The basic thrust of this episode centers around Hannah, kind of a reverse Longshot; if she’s around, the odds will be defied and terrible things will happen, whether it’s a gas station blowing up or a cop car suddenly trying to flatten one of the angry mob of villagers that this show apparently believes live in Utah. Coulson has the brilliant idea of taking this woman onto his flying headquarters, because it’s not dangerous when things go wrong on an airplane. Haunted house-type antics ensue.
This episode is largely centered around May, meaning Ming-Na Wen finally has something to do other than stand around looking stern and occasionally punch people. We learn that she and Ward have been boning off and on in the opening of the episode, and the end stinger shows she might be warming up a bit, paying off the running gag of pranks running through the episode.
The main problem is the villain; as characterized, basically he’s not evil enough. The episode hints all throughout that the real antagonist, who admittedly is a great one-off villain, was trying to sabotage Hannah’s career, and you think you’re getting a classic supervillain unable to admit his agonizing powers are his own fault.
Instead the episode chickens out. It turns out he’s just a lovestruck puppy dog phasing between universes, and we’re supposed to feel bad for him despite the fact that he has literally done absolutely nothing redeemable or justifiable throughout the entire episode. How he’s disposed of is irritating, as well; one suspects there’s a better draft of this episode, sitting in the network’s drawer.

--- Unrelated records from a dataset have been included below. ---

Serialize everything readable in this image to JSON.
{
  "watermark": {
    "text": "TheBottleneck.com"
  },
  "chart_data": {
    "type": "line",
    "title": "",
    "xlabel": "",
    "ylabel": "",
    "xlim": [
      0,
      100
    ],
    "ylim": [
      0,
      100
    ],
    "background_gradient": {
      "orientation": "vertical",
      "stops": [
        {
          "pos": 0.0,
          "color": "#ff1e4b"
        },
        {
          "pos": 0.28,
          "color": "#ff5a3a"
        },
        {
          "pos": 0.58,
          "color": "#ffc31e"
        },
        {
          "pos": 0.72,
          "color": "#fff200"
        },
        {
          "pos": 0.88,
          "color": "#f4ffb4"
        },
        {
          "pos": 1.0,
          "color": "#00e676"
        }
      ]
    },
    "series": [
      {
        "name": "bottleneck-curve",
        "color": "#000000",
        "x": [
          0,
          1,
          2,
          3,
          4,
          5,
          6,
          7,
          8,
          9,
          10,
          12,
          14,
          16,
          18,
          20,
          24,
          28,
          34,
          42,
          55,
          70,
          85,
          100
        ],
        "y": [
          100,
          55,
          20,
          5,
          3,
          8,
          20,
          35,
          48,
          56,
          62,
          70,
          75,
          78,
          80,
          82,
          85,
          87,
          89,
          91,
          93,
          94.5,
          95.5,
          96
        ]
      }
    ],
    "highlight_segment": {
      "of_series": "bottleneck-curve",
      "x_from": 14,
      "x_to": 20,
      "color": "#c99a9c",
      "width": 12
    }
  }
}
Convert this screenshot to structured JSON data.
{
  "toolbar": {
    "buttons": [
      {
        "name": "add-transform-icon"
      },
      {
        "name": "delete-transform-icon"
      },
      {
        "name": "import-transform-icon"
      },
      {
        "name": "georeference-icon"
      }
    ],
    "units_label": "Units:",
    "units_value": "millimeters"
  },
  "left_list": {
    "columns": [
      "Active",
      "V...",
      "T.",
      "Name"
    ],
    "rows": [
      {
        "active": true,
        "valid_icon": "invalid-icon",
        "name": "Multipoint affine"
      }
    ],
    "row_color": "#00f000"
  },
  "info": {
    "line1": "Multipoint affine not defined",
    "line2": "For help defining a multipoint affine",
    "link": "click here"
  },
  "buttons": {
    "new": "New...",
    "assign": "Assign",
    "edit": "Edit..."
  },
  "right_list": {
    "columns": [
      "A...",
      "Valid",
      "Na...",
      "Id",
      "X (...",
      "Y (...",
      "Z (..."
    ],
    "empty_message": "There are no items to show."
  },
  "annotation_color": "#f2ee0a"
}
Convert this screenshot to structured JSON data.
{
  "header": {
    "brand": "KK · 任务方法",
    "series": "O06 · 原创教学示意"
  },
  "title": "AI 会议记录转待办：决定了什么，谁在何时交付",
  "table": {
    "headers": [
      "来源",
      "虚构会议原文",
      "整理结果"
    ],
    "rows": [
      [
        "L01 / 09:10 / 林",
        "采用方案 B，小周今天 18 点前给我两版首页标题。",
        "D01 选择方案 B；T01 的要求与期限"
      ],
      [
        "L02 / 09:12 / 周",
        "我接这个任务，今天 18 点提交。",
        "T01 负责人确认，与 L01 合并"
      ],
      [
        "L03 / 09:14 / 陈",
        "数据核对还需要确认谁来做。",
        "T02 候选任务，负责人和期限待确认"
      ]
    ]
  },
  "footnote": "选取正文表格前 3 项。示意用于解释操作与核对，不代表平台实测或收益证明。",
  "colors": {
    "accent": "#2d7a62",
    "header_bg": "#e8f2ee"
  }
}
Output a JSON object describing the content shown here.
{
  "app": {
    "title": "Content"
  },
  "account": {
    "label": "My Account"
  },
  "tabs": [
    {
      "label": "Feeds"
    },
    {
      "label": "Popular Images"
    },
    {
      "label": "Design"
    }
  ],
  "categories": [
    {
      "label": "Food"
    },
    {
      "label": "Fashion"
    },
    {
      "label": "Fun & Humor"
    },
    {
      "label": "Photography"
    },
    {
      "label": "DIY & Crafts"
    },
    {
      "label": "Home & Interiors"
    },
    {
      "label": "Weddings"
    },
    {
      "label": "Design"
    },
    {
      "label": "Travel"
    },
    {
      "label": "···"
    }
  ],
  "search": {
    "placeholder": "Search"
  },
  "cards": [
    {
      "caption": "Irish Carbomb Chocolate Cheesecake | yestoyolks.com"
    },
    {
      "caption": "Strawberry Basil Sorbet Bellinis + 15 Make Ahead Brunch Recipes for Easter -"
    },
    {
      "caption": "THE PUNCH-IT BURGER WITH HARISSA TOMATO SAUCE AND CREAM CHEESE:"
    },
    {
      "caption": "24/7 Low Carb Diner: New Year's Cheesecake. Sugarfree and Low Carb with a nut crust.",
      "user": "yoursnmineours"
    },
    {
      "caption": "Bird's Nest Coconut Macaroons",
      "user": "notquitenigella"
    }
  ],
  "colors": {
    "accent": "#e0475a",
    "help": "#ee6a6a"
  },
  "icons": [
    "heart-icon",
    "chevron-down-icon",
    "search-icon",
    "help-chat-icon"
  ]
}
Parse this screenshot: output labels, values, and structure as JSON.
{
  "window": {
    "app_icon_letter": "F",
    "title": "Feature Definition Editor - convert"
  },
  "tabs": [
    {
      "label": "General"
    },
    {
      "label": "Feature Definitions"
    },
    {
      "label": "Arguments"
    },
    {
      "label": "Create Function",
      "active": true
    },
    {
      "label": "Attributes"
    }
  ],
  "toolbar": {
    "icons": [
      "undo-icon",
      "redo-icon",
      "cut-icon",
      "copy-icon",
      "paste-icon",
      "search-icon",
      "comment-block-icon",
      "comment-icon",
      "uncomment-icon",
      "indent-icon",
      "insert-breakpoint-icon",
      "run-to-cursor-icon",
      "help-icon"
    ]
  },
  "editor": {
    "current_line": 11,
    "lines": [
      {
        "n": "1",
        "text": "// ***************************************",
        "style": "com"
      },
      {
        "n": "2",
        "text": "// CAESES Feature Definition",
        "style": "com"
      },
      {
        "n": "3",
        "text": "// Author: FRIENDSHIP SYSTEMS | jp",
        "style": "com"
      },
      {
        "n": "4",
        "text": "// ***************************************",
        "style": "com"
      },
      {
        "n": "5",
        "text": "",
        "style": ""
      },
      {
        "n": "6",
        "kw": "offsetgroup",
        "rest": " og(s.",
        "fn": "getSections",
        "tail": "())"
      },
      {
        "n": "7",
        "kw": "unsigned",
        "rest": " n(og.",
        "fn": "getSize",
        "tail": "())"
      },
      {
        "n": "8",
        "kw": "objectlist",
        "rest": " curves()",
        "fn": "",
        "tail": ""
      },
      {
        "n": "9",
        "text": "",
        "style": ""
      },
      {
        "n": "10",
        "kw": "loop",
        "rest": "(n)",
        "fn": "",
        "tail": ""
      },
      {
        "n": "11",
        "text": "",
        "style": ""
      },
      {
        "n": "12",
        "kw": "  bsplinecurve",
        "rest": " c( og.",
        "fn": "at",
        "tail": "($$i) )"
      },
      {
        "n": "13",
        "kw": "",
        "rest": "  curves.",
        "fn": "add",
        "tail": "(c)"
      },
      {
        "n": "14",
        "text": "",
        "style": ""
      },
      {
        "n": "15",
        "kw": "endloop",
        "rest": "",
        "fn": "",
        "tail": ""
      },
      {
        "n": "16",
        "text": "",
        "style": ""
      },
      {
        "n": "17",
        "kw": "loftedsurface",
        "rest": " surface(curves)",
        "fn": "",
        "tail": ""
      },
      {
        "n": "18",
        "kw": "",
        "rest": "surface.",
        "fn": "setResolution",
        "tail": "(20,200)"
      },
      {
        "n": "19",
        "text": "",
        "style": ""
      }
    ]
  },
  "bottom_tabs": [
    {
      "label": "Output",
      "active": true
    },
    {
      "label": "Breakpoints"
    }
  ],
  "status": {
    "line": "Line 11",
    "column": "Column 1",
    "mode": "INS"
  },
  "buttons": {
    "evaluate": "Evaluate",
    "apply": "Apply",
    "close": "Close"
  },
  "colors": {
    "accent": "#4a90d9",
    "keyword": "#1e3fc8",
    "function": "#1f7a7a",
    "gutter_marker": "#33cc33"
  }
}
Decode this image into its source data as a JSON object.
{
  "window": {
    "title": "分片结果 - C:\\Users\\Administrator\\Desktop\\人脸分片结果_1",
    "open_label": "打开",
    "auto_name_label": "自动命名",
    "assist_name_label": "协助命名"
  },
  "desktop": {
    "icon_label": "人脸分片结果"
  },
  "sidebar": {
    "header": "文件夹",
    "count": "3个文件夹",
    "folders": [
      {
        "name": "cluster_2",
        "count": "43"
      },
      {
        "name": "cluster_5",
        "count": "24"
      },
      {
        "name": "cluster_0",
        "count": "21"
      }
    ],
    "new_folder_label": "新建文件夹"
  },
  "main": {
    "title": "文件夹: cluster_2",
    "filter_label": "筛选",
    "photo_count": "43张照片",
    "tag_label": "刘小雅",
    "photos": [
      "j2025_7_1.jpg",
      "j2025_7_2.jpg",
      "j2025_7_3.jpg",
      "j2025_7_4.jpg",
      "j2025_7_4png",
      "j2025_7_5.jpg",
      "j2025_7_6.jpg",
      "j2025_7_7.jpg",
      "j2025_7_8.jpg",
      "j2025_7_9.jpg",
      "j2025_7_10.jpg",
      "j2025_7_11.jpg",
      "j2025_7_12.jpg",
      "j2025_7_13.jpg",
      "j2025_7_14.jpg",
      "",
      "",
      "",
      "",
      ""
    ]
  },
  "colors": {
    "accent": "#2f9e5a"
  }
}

That said, at least the episode flows and follows on its strong concept, and for once we have an actual supervillain. And in two weeks, it looks like J. August Richards will be back as the Luke Cage knockoff. Maybe soon we’ll have a superhero and a supervillain in the same episode!
Some more thoughts:
- Skye is increasingly showing her value as a member of the team, although you have to wonder why “checking Facebook” isn’t part of S.H.I.E.L.D. S.O.P.
- That “angry mob” in front of Hannah’s house is possibly one of the saddest moments this show has put together.
- You kind of think it’d be Coulson and May together, but Ward and May is pretty fun. It’s pretty rare for a TV show to feature an Asian woman in her fifties boning a guy half her age.
- Fitz and Simmons suck at pranking.
Any thoughts? Let us know in the comments!